Of the two hundred or so students who took the exam, approximately twenty used their brains. If B goes down a thousand times, B2 goes down a million times; therefore to keep A constant C must increase by a factor of one million. That is all that was required. The vast majority of students went back to their calculators, numerically recomputed B and C from the information provided and found a new value for A. With all the arithmetic mistakes that could and did occur by doing the problem on a calculator, about 60% of the students arrived at the wrong answer. Those who got it right often said that C had to increase by a factor of 999,999.9998 and rounded their answer off to one million. This is a little like the engineer who said that two plus two equals four to within a tolerance of .0002, and got the job.

A formal way of stating the problem is to say that since A is remaining constant, the ratio A/A = 1. Therefore, the ratio of the old value of B2C to the new value of B2C must be also be 1 and consequently the old value of B2C must equal the new value of B2C. Reasoning by proportions, or ratios, was known to the ancient Chinese and is something I was taught in sixth or seventh grade. It is one of the basic tools in the arsenal of any scientist. Not only has the tool been lost to the calculator generation but so has the concept of an exact answer.

The act of dividing one quantity A by another quantity B to get a ratio that compares the sizes of A and B may be the single most important act a numerate person can perform. Yet the ability to make that comparison is vanishing before our eyes. My favorite recent example is the Cingular/AT&T ad “Fewest dropped calls.” The ad is great because it is meaningless. Clearly the company with zero customers will have the fewest dropped calls. It goes without saying that the entire advertising industry is based on ignoring standards of comparison, in other words, by omitting the denominator of a fraction. “Doctors recommend…” How many doctors? What percentage?

Less amusing examples of denominator omission now affect us all. Before me is an article on plug-in hybrid cars that claims 100 mpg for the prototype. It is true, by the odometer one can drive 1,000 miles on 10 gallons of gasoline: 100 mpg. What the claim ignores is the energy needed to charge the battery and the energy lost in transmission from the power plant, both of which are significant. Without entering the debate on the merits of plug-in hybrids, what is clearly called for is a proper ratio to measure vehicle efficiency: the number of miles driven per total amount of energy required, perhaps with an adjustment for emissions.

More seriously, about a month ago the New York Times reported that the total money worldwide tied up in derivatives is roughly 550 trillion dollars. Whether this number is accurate, I don’t know, but I do know that it is about ten times the world’s gross product. One does not have to be a scientist to realize that there is simply not enough money in the world to cover such bets and that the system must collapse.

The moral of these anecdotes is that one number in isolation means little. Only when it is compared with a standard does it give us knowledge. Unfortunately, this elementary truth is ignored on a daily basis, not only by Princeton students, proponents of future cars and financial wizards, but by the news media as a whole. NPR, the BBC and the NY Times routinely presents figures without comparison. “The number of unemployed Americans this year has increased by two million.” “Six thousand million tons of carbon were released into the atmosphere in 2006.” Are these large numbers or are they small numbers? How does one know?

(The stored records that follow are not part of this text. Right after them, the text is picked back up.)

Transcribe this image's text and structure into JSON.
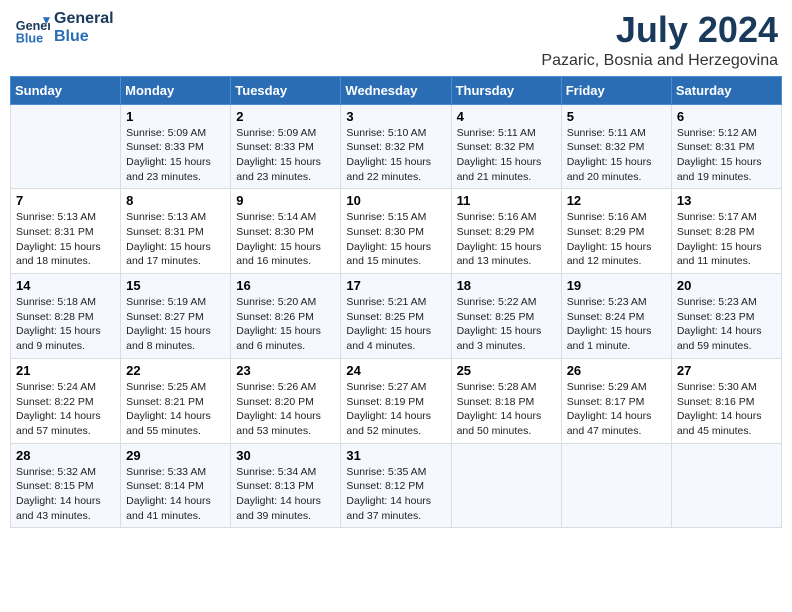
{
  "logo": {
    "line1": "General",
    "line2": "Blue"
  },
  "title": "July 2024",
  "location": "Pazaric, Bosnia and Herzegovina",
  "weekdays": [
    "Sunday",
    "Monday",
    "Tuesday",
    "Wednesday",
    "Thursday",
    "Friday",
    "Saturday"
  ],
  "weeks": [
    [
      null,
      {
        "day": "1",
        "sunrise": "5:09 AM",
        "sunset": "8:33 PM",
        "daylight": "15 hours and 23 minutes."
      },
      {
        "day": "2",
        "sunrise": "5:09 AM",
        "sunset": "8:33 PM",
        "daylight": "15 hours and 23 minutes."
      },
      {
        "day": "3",
        "sunrise": "5:10 AM",
        "sunset": "8:32 PM",
        "daylight": "15 hours and 22 minutes."
      },
      {
        "day": "4",
        "sunrise": "5:11 AM",
        "sunset": "8:32 PM",
        "daylight": "15 hours and 21 minutes."
      },
      {
        "day": "5",
        "sunrise": "5:11 AM",
        "sunset": "8:32 PM",
        "daylight": "15 hours and 20 minutes."
      },
      {
        "day": "6",
        "sunrise": "5:12 AM",
        "sunset": "8:31 PM",
        "daylight": "15 hours and 19 minutes."
      }
    ],
    [
      {
        "day": "7",
        "sunrise": "5:13 AM",
        "sunset": "8:31 PM",
        "daylight": "15 hours and 18 minutes."
      },
      {
        "day": "8",
        "sunrise": "5:13 AM",
        "sunset": "8:31 PM",
        "daylight": "15 hours and 17 minutes."
      },
      {
        "day": "9",
        "sunrise": "5:14 AM",
        "sunset": "8:30 PM",
        "daylight": "15 hours and 16 minutes."
      },
      {
        "day": "10",
        "sunrise": "5:15 AM",
        "sunset": "8:30 PM",
        "daylight": "15 hours and 15 minutes."
      },
      {
        "day": "11",
        "sunrise": "5:16 AM",
        "sunset": "8:29 PM",
        "daylight": "15 hours and 13 minutes."
      },
      {
        "day": "12",
        "sunrise": "5:16 AM",
        "sunset": "8:29 PM",
        "daylight": "15 hours and 12 minutes."
      },
      {
        "day": "13",
        "sunrise": "5:17 AM",
        "sunset": "8:28 PM",
        "daylight": "15 hours and 11 minutes."
      }
    ],
    [
      {
        "day": "14",
        "sunrise": "5:18 AM",
        "sunset": "8:28 PM",
        "daylight": "15 hours and 9 minutes."
      },
      {
        "day": "15",
        "sunrise": "5:19 AM",
        "sunset": "8:27 PM",
        "daylight": "15 hours and 8 minutes."
      },
      {
        "day": "16",
        "sunrise": "5:20 AM",
        "sunset": "8:26 PM",
        "daylight": "15 hours and 6 minutes."
      },
      {
        "day": "17",
        "sunrise": "5:21 AM",
        "sunset": "8:25 PM",
        "daylight": "15 hours and 4 minutes."
      },
      {
        "day": "18",
        "sunrise": "5:22 AM",
        "sunset": "8:25 PM",
        "daylight": "15 hours and 3 minutes."
      },
      {
        "day": "19",
        "sunrise": "5:23 AM",
        "sunset": "8:24 PM",
        "daylight": "15 hours and 1 minute."
      },
      {
        "day": "20",
        "sunrise": "5:23 AM",
        "sunset": "8:23 PM",
        "daylight": "14 hours and 59 minutes."
      }
    ],
    [
      {
        "day": "21",
        "sunrise": "5:24 AM",
        "sunset": "8:22 PM",
        "daylight": "14 hours and 57 minutes."
      },
      {
        "day": "22",
        "sunrise": "5:25 AM",
        "sunset": "8:21 PM",
        "daylight": "14 hours and 55 minutes."
      },
      {
        "day": "23",
        "sunrise": "5:26 AM",
        "sunset": "8:20 PM",
        "daylight": "14 hours and 53 minutes."
      },
      {
        "day": "24",
        "sunrise": "5:27 AM",
        "sunset": "8:19 PM",
        "daylight": "14 hours and 52 minutes."
      },
      {
        "day": "25",
        "sunrise": "5:28 AM",
        "sunset": "8:18 PM",
        "daylight": "14 hours and 50 minutes."
      },
      {
        "day": "26",
        "sunrise": "5:29 AM",
        "sunset": "8:17 PM",
        "daylight": "14 hours and 47 minutes."
      },
      {
        "day": "27",
        "sunrise": "5:30 AM",
        "sunset": "8:16 PM",
        "daylight": "14 hours and 45 minutes."
      }
    ],
    [
      {
        "day": "28",
        "sunrise": "5:32 AM",
        "sunset": "8:15 PM",
        "daylight": "14 hours and 43 minutes."
      },
      {
        "day": "29",
        "sunrise": "5:33 AM",
        "sunset": "8:14 PM",
        "daylight": "14 hours and 41 minutes."
      },
      {
        "day": "30",
        "sunrise": "5:34 AM",
        "sunset": "8:13 PM",
        "daylight": "14 hours and 39 minutes."
      },
      {
        "day": "31",
        "sunrise": "5:35 AM",
        "sunset": "8:12 PM",
        "daylight": "14 hours and 37 minutes."
      },
      null,
      null,
      null
    ]
  ]
}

Only when we learn what fraction two million people is of the total workforce does the fact acquire meaning. The simple act of quoting numbers as percentages rather than absolute figures, a procedure known to Chinese peasants three thousand years ago, would instill a great deal of numerical hygiene into public discourse.